How to Get a List of Class Attributes in Python

Posted by Mike on January 11th, 2013 filed in Cross-Platform, Python

The other day, I was trying to figure out if there was an easy way to grab a class’s defined attributes (AKA “instance variables”). The reason was that we were using the attributes we created to match up with the fields in a file we parse. So basically we read a file line-by-line and each line can be split into 150+ pieces that need to be mapped to the fields we create in the class. The catch is that we recently added more fields to the class and there’s a check in the code that is hard-coded with the number of fields that should be in the file. Thus, when I added more fields, it broke the check. I hope that all made sense. Now you know the background, so we can move on. I found three different ways to accomplish this, so we’ll go from the most complex to the simplest.

As most Python programmers should know, Python provides a handy little builtin called dir. I can use that on a class instance to get a list of all the attributes and methods of that class along with some inherited magic methods, such as ‘__delattr__’, ‘__dict__’, ‘__doc__’, ‘__format__’, etc. You can try this yourself by doing the following:

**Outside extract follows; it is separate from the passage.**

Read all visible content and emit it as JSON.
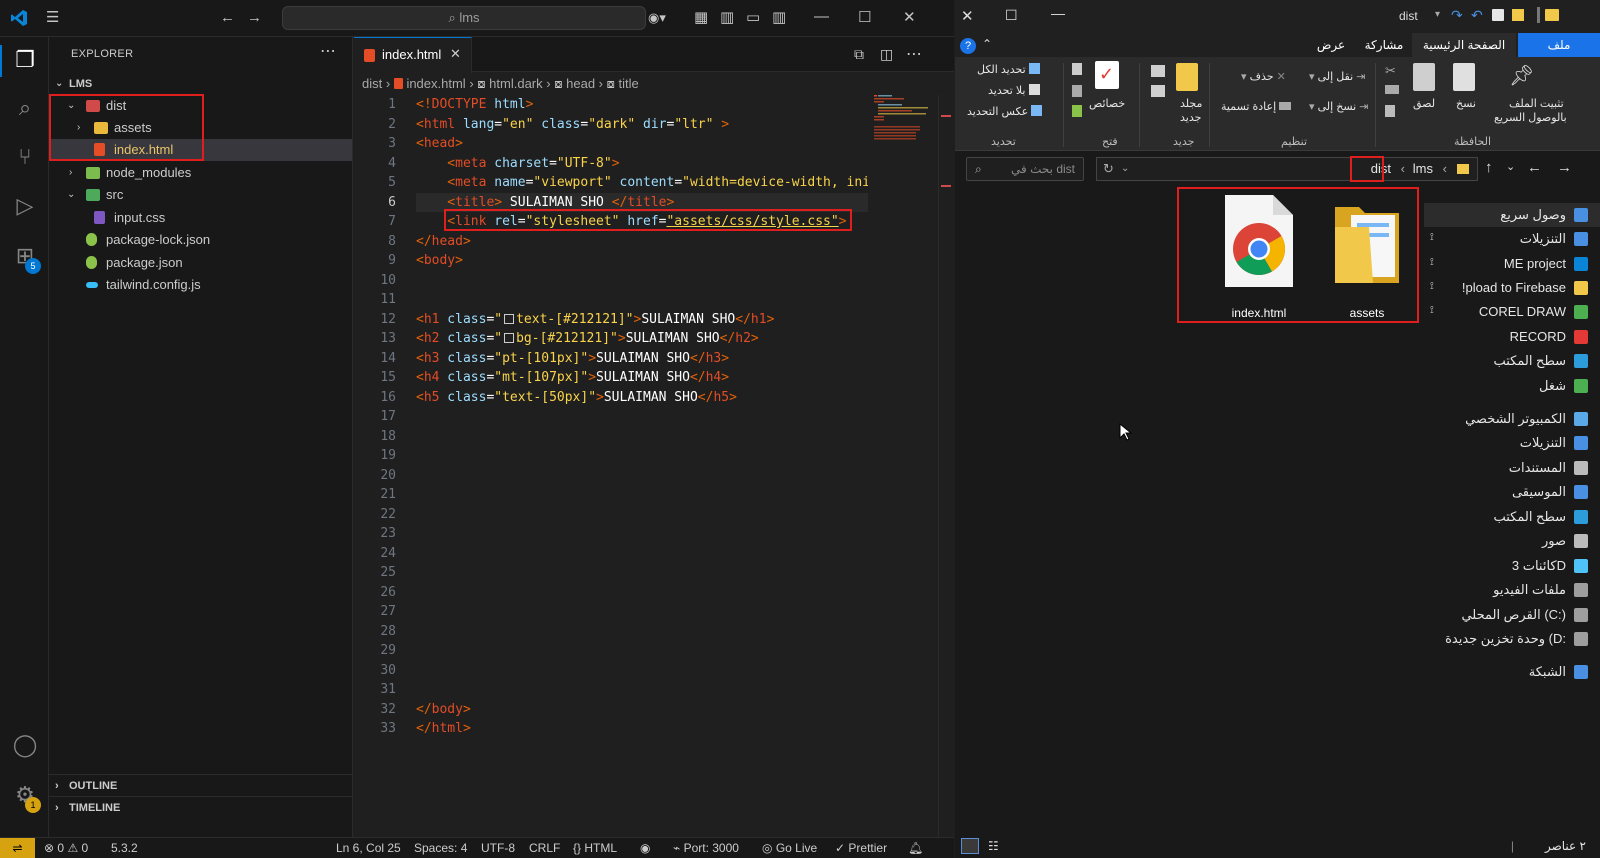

x = dir(myClassInstance)

However, I don’t want the magic methods and I don’t want the methods either. I just want the attributes. To make everything crystal clear, let’s write some code!

########################################################################
class Test:
    """"""
 
    #----------------------------------------------------------------------
    def __init__(self):
        self.varOne = ""
        self.varTwo = ""
        self.varThree = ""
 
    #----------------------------------------------------------------------
    def methodOne(self):
        """"""
        print "You just called methodOne!"
 
#----------------------------------------------------------------------            
if __name__ == "__main__":
    t = Test()

What we want to get is a list that only contains self.varOne, self.varTwo and self.varThree. The first method that we will look at is using Python’s inspect module.

import inspect
variables = [i for i in dir(t) if not inspect.ismethod(i)]

Doesn’t look too complicated, does it? But it requires an import and I’d prefer not to do that. On the other hand, if you need to do introspection, the inspect module is a great way to go. It’s quite powerful and can tell you lots of wonderful things about your class or one you didn’t even write. Anyway, the next easiest way that I found was to use Python’s callable builtin:

variables = [i for i in dir(t) if not callable(i)]

You can read more about callable in the Python docs. Basically all that callable does is return a True or False depending on whether or not the object you passed it is callable. Methods are callable, variables are not. Thus we loop over each item in the class dict and only append them to the list if they are not callable (i.e. not methods). Pretty slick and it doesn’t require any imports! But there’s an even easier way!

The simplest way that I found was using the magic method, __dict__. This is built into every class you make unless you override it. Since we’re dealing with a Python dictionary, we can just call its keys method!

variables = t.__dict__.keys()

The real question now is, should you use a magic method to do this? Most Python programmer will probably frown on it. They’re magic, so they shouldn’t be used unless you’re doing metaprogramming. Personally, I think it’s perfectly acceptable for this use case. Let me know of any other methods that I’ve missed or that you think are better.

Resources

Print Friendly

  • Gerrat

    I’m not sure if you meant to use “dir” in your first 2 examples instead of __dict__, but as you can see from your 3rd example, t.__dict__ ONLY contains the variables anyway. The “inspect.ismethod”, and “callable” aren’t doing anything at all. …and if you meant to use “dir” instead of “dict”, then your first two examples won’t give you what you want anyway.

  • driscollis

    Yeah, my bad. I had a bunch of examples and I thought I was copying the right ones, but I ended up copying some of the wrong experiments. I corrected the article. Sorry about that.

  • Ben Morgan

    You can just use the vars builtin function which looks up __dict__ for you:
    vars(t).keys()

    Neither vars nor __dict__ works when you have __slots__ defined though.

  • Joel Nothman

    It’s worth making clear that the differences between dir(x) and x.__dict__ are not only methods (nor need they begin ‘_’). Any attribute inherited from parent classes is included in dir() as are any __slots__ (even when they have no value set).

    More explicitly, x.__dict__ will give you precisely the attributes that have been set directly on instance x, excluding any named in __slots__.

  • Joel Nothman

    So you may want to go back and throw together a post contrasting __slots__, __dict__, dir and vars.

  • Pingback: How to Get a List of Class Attributes in Python « The Black Velvet Room()